Data records
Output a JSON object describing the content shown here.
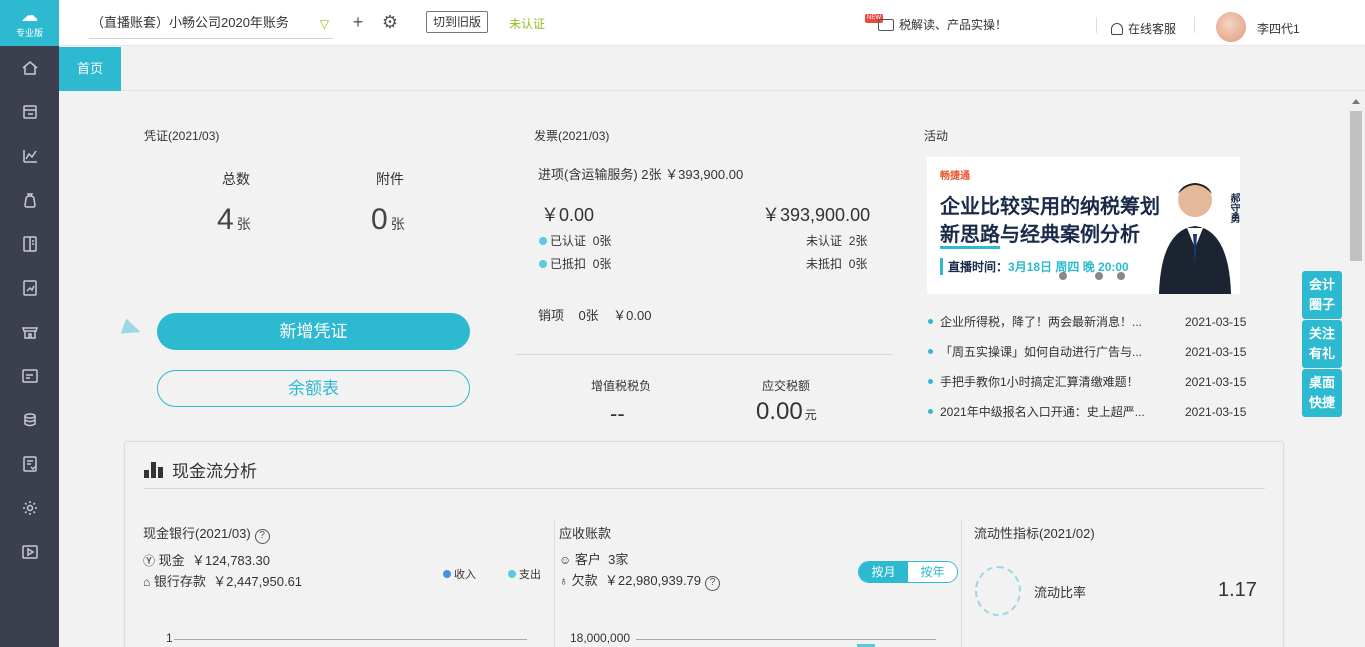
{
  "app": {
    "logo_text": "专业版",
    "account": "（直播账套）小畅公司2020年账务",
    "switch_old": "切到旧版",
    "cert_status": "未认证",
    "new_badge": "NEW",
    "news_link": "税解读、产品实操！",
    "service": "在线客服",
    "username": "李四代1"
  },
  "tabs": [
    {
      "label": "首页"
    }
  ],
  "sidebar_icons": [
    "home-icon",
    "voucher-icon",
    "report-icon",
    "money-bag-icon",
    "ledger-icon",
    "tax-icon",
    "shop-icon",
    "asset-icon",
    "salary-icon",
    "invoice-icon",
    "settings-icon",
    "video-icon"
  ],
  "voucher": {
    "title": "凭证(2021/03)",
    "total_label": "总数",
    "total_value": "4",
    "total_unit": "张",
    "attach_label": "附件",
    "attach_value": "0",
    "attach_unit": "张",
    "new_btn": "新增凭证",
    "balance_btn": "余额表"
  },
  "invoice": {
    "title": "发票(2021/03)",
    "in_line": "进项(含运输服务) 2张 ￥393,900.00",
    "amt_left": "￥0.00",
    "amt_right": "￥393,900.00",
    "certified": "已认证",
    "certified_val": "0张",
    "uncertified": "未认证",
    "uncertified_val": "2张",
    "deducted": "已抵扣",
    "deducted_val": "0张",
    "undeducted": "未抵扣",
    "undeducted_val": "0张",
    "out_line": "销项    0张    ￥0.00",
    "vat_label": "增值税税负",
    "vat_value": "--",
    "tax_due_label": "应交税额",
    "tax_due_value": "0.00",
    "tax_due_unit": "元"
  },
  "activity": {
    "title": "活动",
    "banner_brand": "畅捷通",
    "banner_line1": "企业比较实用的纳税筹划",
    "banner_line2a": "新思路",
    "banner_line2b": "与经典案例分析",
    "banner_live_label": "直播时间：",
    "banner_live_time": "3月18日 周四 晚 20:00",
    "banner_person": "郝守勇",
    "news": [
      {
        "title": "企业所得税，降了！两会最新消息！...",
        "date": "2021-03-15"
      },
      {
        "title": "「周五实操课」如何自动进行广告与...",
        "date": "2021-03-15"
      },
      {
        "title": "手把手教你1小时搞定汇算清缴难题！",
        "date": "2021-03-15"
      },
      {
        "title": "2021年中级报名入口开通：史上超严...",
        "date": "2021-03-15"
      }
    ]
  },
  "float_tools": [
    "会计圈子",
    "关注有礼",
    "桌面快捷"
  ],
  "cashflow": {
    "title": "现金流分析",
    "bank_title": "现金银行(2021/03)",
    "cash_label": "现金",
    "cash_value": "￥124,783.30",
    "deposit_label": "银行存款",
    "deposit_value": "￥2,447,950.61",
    "legend_in": "收入",
    "legend_out": "支出",
    "axis_top_left": "1",
    "recv_title": "应收账款",
    "customer_label": "客户",
    "customer_value": "3家",
    "owed_label": "欠款",
    "owed_value": "￥22,980,939.79",
    "toggle_month": "按月",
    "toggle_year": "按年",
    "axis_top_mid": "18,000,000",
    "liq_title": "流动性指标(2021/02)",
    "liq_label": "流动比率",
    "liq_value": "1.17"
  },
  "colors": {
    "accent": "#2dbad0",
    "sidebar": "#3c3f4e",
    "green": "#8dc21f"
  }
}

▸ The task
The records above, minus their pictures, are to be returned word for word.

▸ Output of the task
Output a JSON object describing the content shown here.
{
  "app": {
    "logo_text": "专业版",
    "account": "（直播账套）小畅公司2020年账务",
    "switch_old": "切到旧版",
    "cert_status": "未认证",
    "new_badge": "NEW",
    "news_link": "税解读、产品实操！",
    "service": "在线客服",
    "username": "李四代1"
  },
  "tabs": [
    {
      "label": "首页"
    }
  ],
  "sidebar_icons": [
    "home-icon",
    "voucher-icon",
    "report-icon",
    "money-bag-icon",
    "ledger-icon",
    "tax-icon",
    "shop-icon",
    "asset-icon",
    "salary-icon",
    "invoice-icon",
    "settings-icon",
    "video-icon"
  ],
  "voucher": {
    "title": "凭证(2021/03)",
    "total_label": "总数",
    "total_value": "4",
    "total_unit": "张",
    "attach_label": "附件",
    "attach_value": "0",
    "attach_unit": "张",
    "new_btn": "新增凭证",
    "balance_btn": "余额表"
  },
  "invoice": {
    "title": "发票(2021/03)",
    "in_line": "进项(含运输服务) 2张 ￥393,900.00",
    "amt_left": "￥0.00",
    "amt_right": "￥393,900.00",
    "certified": "已认证",
    "certified_val": "0张",
    "uncertified": "未认证",
    "uncertified_val": "2张",
    "deducted": "已抵扣",
    "deducted_val": "0张",
    "undeducted": "未抵扣",
    "undeducted_val": "0张",
    "out_line": "销项    0张    ￥0.00",
    "vat_label": "增值税税负",
    "vat_value": "--",
    "tax_due_label": "应交税额",
    "tax_due_value": "0.00",
    "tax_due_unit": "元"
  },
  "activity": {
    "title": "活动",
    "banner_brand": "畅捷通",
    "banner_line1": "企业比较实用的纳税筹划",
    "banner_line2a": "新思路",
    "banner_line2b": "与经典案例分析",
    "banner_live_label": "直播时间：",
    "banner_live_time": "3月18日 周四 晚 20:00",
    "banner_person": "郝守勇",
    "news": [
      {
        "title": "企业所得税，降了！两会最新消息！...",
        "date": "2021-03-15"
      },
      {
        "title": "「周五实操课」如何自动进行广告与...",
        "date": "2021-03-15"
      },
      {
        "title": "手把手教你1小时搞定汇算清缴难题！",
        "date": "2021-03-15"
      },
      {
        "title": "2021年中级报名入口开通：史上超严...",
        "date": "2021-03-15"
      }
    ]
  },
  "float_tools": [
    "会计圈子",
    "关注有礼",
    "桌面快捷"
  ],
  "cashflow": {
    "title": "现金流分析",
    "bank_title": "现金银行(2021/03)",
    "cash_label": "现金",
    "cash_value": "￥124,783.30",
    "deposit_label": "银行存款",
    "deposit_value": "￥2,447,950.61",
    "legend_in": "收入",
    "legend_out": "支出",
    "axis_top_left": "1",
    "recv_title": "应收账款",
    "customer_label": "客户",
    "customer_value": "3家",
    "owed_label": "欠款",
    "owed_value": "￥22,980,939.79",
    "toggle_month": "按月",
    "toggle_year": "按年",
    "axis_top_mid": "18,000,000",
    "liq_title": "流动性指标(2021/02)",
    "liq_label": "流动比率",
    "liq_value": "1.17"
  },
  "colors": {
    "accent": "#2dbad0",
    "sidebar": "#3c3f4e",
    "green": "#8dc21f"
  }
}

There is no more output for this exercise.